WHAT YOU SHOULD DO:
Keyword search on "design": report each line of the records that contains it.

(MATERIAL TO PROCESS)

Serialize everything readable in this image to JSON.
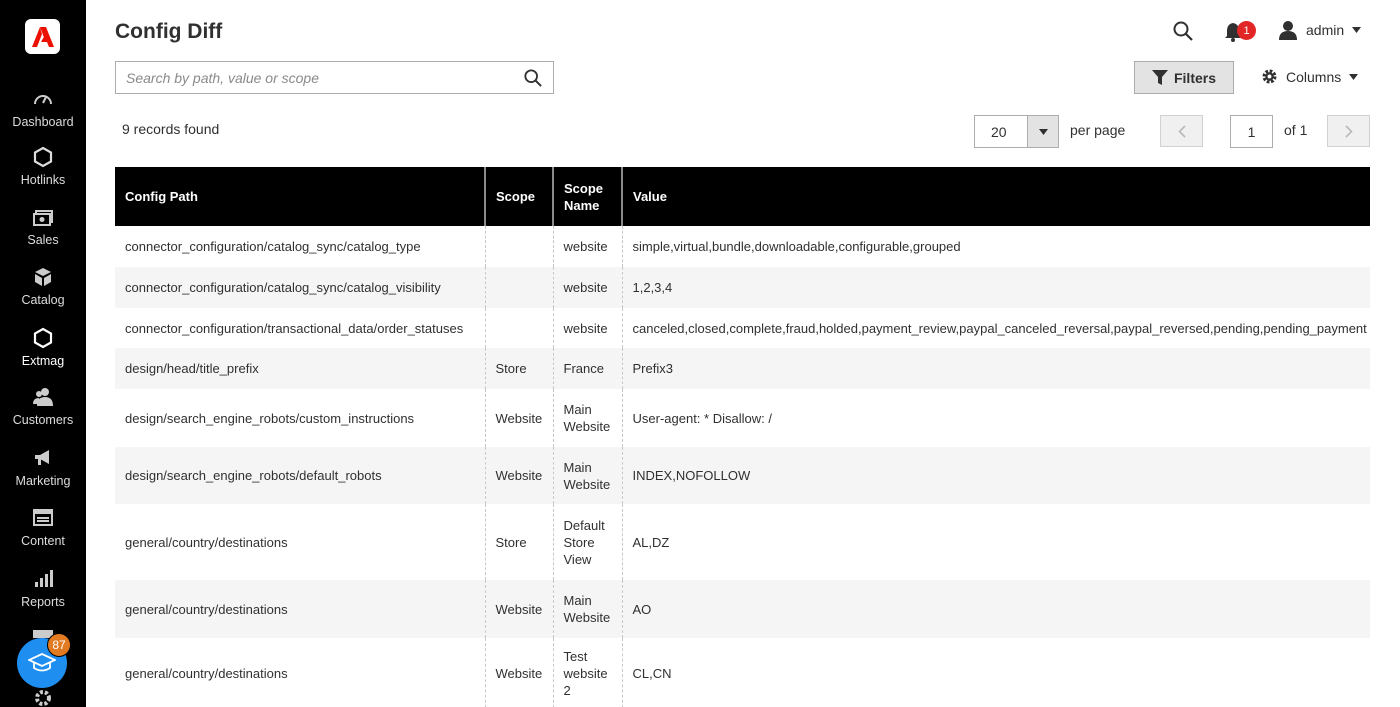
{
  "app": {
    "title": "Config Diff"
  },
  "sidebar": {
    "items": [
      {
        "label": "Dashboard",
        "icon": "dashboard-icon"
      },
      {
        "label": "Hotlinks",
        "icon": "hexagon-icon"
      },
      {
        "label": "Sales",
        "icon": "sales-icon"
      },
      {
        "label": "Catalog",
        "icon": "catalog-icon"
      },
      {
        "label": "Extmag",
        "icon": "hexagon-icon"
      },
      {
        "label": "Customers",
        "icon": "customers-icon"
      },
      {
        "label": "Marketing",
        "icon": "megaphone-icon"
      },
      {
        "label": "Content",
        "icon": "content-icon"
      },
      {
        "label": "Reports",
        "icon": "reports-icon"
      }
    ],
    "learning_badge": "87"
  },
  "header": {
    "notifications_count": "1",
    "user": "admin"
  },
  "search": {
    "placeholder": "Search by path, value or scope",
    "value": ""
  },
  "toolbar": {
    "filters_label": "Filters",
    "columns_label": "Columns",
    "records_found": "9 records found",
    "per_page": "20",
    "per_page_label": "per page",
    "page": "1",
    "of_pages": "of 1"
  },
  "table": {
    "columns": [
      "Config Path",
      "Scope",
      "Scope Name",
      "Value"
    ],
    "rows": [
      [
        "connector_configuration/catalog_sync/catalog_type",
        "",
        "website",
        "simple,virtual,bundle,downloadable,configurable,grouped"
      ],
      [
        "connector_configuration/catalog_sync/catalog_visibility",
        "",
        "website",
        "1,2,3,4"
      ],
      [
        "connector_configuration/transactional_data/order_statuses",
        "",
        "website",
        "canceled,closed,complete,fraud,holded,payment_review,paypal_canceled_reversal,paypal_reversed,pending,pending_payment"
      ],
      [
        "design/head/title_prefix",
        "Store",
        "France",
        "Prefix3"
      ],
      [
        "design/search_engine_robots/custom_instructions",
        "Website",
        "Main Website",
        "User-agent: * Disallow: /"
      ],
      [
        "design/search_engine_robots/default_robots",
        "Website",
        "Main Website",
        "INDEX,NOFOLLOW"
      ],
      [
        "general/country/destinations",
        "Store",
        "Default Store View",
        "AL,DZ"
      ],
      [
        "general/country/destinations",
        "Website",
        "Main Website",
        "AO"
      ],
      [
        "general/country/destinations",
        "Website",
        "Test website 2",
        "CL,CN"
      ]
    ]
  },
  "colors": {
    "sidebar_bg": "#000000",
    "header_bg": "#000000",
    "accent_red": "#eb1000",
    "badge_orange": "#e27a21",
    "learn_blue": "#1f8ef1"
  }
}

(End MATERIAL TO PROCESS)

PROBLEM SOLUTION:
        "design/head/title_prefix",
        "design/search_engine_robots/custom_instructions",
        "design/search_engine_robots/default_robots",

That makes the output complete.